Many people have seen the heartbreaking photos of animals deformed by the Chernobyl meltdown, but the decidedly smaller radiation seepage at Three Mile Island has not, according to official reports, produced any similar results due to the fact that the radiation expelled into the atmosphere was minimal. That said, United Press International writes that following the incident, there were frequent reports of animal mutations and stillbirths. For example, over 20 farmers claimed that their animals and crops were experiencing health and growth issues. Hundreds of birds died in a two-hour span. One poodle was born with only one eye socket. An area man brought a supermarket fish into his basement and was shocked to find it glowing in the dark. Despite these scary stories, the Nuclear Regulatory Commission rejected the notion that the radiation had caused animal deformities, citing other causes.

The truth? To date, the subject hasn't been opened up again, and there are arguments on both sides. The slew of reports and rumors are the kind of thing that make you wonder, but there are lots of reports of alien abductions, too, so you can't believe everything you hear. For now it's probably best to chalk this one up as fishy but not proven.

What happened after Three Mile Island?

After a partial meltdown followed by one of the worst PR disasters in United States memory, Three Mile Island's reputation was tainted. The Pennsylvania power plant became synonymous with the inherent dangers of nuclear power, making Americans forever distrustful of it. Sure, Three Mile Island stories became less prevalent after Chernobyl exploded in 1986, but that's only because Chernobyl was so much worse, possibly rendering the area immediately surrounding it uninhabitable by humans for the next 20,000 years. Compared to that, anything looks better.

However, casual observers might be surprised to learn that the 1979 meltdown incident didn't end Three Mile Island, despite the many protests and arguments that continued throughout the decades.
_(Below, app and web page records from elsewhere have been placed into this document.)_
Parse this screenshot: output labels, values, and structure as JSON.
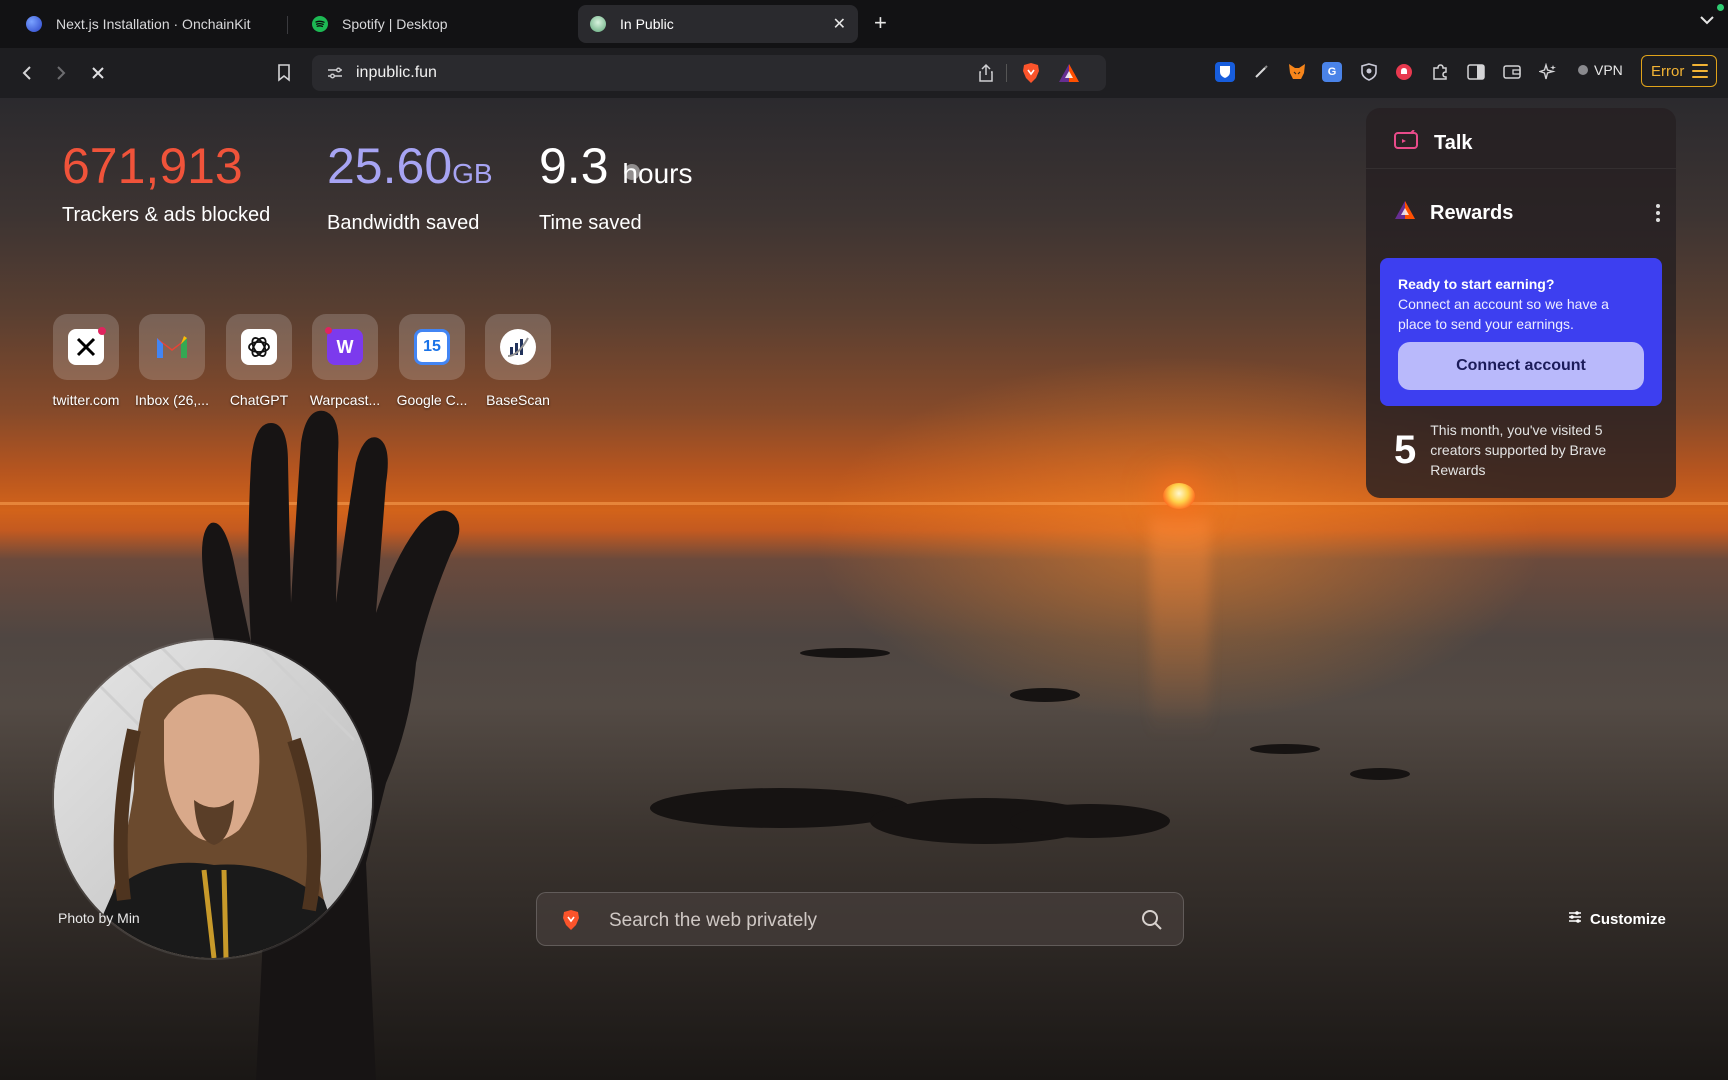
{
  "tabs": [
    {
      "title": "Next.js Installation · OnchainKit",
      "favicon_color": "#3b5bdb"
    },
    {
      "title": "Spotify | Desktop",
      "favicon_color": "#1db954"
    },
    {
      "title": "In Public",
      "favicon_color": "#9ad6a8"
    }
  ],
  "new_tab_label": "+",
  "address_bar": {
    "url": "inpublic.fun"
  },
  "toolbar": {
    "vpn_label": "VPN",
    "error_label": "Error"
  },
  "stats": {
    "trackers": {
      "value": "671,913",
      "label": "Trackers & ads blocked",
      "color": "#f0533a"
    },
    "bandwidth": {
      "value": "25.60",
      "unit": "GB",
      "label": "Bandwidth saved",
      "color": "#a7a4f3"
    },
    "time": {
      "value": "9.3",
      "unit": "hours",
      "label": "Time saved",
      "color": "#ffffff"
    }
  },
  "top_sites": [
    {
      "name": "twitter.com",
      "icon": "x-icon"
    },
    {
      "name": "Inbox (26,...",
      "icon": "gmail-icon"
    },
    {
      "name": "ChatGPT",
      "icon": "chatgpt-icon"
    },
    {
      "name": "Warpcast...",
      "icon": "warpcast-icon"
    },
    {
      "name": "Google C...",
      "icon": "google-calendar-icon",
      "badge": "15"
    },
    {
      "name": "BaseScan",
      "icon": "basescan-icon"
    }
  ],
  "card": {
    "talk_label": "Talk",
    "rewards_label": "Rewards",
    "earn_title": "Ready to start earning?",
    "earn_text": "Connect an account so we have a place to send your earnings.",
    "connect_label": "Connect account",
    "visits_count": "5",
    "visits_text": "This month, you've visited 5 creators supported by Brave Rewards"
  },
  "search": {
    "placeholder": "Search the web privately"
  },
  "photo_credit": "Photo by Min",
  "customize_label": "Customize",
  "colors": {
    "accent": "#3d3ff0",
    "error": "#f2b334"
  }
}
Actually, the power plant kept running for another 45 years, according to Popular Mechanics, until in 2019 it was struck down by the far more mundane triple threat of state government, natural gas companies, and the senior-advocacy group AARP. Yes, AARP felt really strongly about shutting it down. The new owners of the power plant, Exelon, repeatedly petitioned the Pennsylvania legislature for subsidies, but these efforts proved fruitless.
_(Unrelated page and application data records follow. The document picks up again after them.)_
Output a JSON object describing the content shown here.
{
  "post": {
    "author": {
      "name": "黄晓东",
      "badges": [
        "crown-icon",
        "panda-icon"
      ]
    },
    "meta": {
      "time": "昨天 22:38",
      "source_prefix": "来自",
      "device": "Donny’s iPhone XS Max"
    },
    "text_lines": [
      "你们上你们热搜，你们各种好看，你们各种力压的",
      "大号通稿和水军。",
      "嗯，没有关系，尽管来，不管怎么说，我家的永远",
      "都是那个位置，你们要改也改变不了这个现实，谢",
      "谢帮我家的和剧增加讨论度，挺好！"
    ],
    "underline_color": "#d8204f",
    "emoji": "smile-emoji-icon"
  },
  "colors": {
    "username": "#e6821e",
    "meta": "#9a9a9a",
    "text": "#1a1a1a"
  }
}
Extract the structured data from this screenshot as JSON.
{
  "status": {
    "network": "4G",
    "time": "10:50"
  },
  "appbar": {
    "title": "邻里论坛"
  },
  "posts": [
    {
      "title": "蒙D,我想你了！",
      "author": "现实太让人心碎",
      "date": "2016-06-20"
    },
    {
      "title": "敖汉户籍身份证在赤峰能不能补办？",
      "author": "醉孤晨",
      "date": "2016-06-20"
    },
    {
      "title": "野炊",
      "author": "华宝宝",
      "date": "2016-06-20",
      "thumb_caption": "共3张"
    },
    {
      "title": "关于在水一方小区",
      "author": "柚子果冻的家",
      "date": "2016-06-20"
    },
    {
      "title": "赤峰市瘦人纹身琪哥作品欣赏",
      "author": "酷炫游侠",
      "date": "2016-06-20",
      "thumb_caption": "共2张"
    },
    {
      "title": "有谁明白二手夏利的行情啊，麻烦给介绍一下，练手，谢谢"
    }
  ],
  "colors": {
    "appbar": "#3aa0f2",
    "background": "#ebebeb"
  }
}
So yes, in the end, Three Mile Island only went under because it was losing money, not because of its association with one of the worst nuclear incident in U.S. history. Nonetheless, the power plant's name lives on as a point of debate in the great nuclear energy argument, and a fervent reminder of how easily things can go wrong.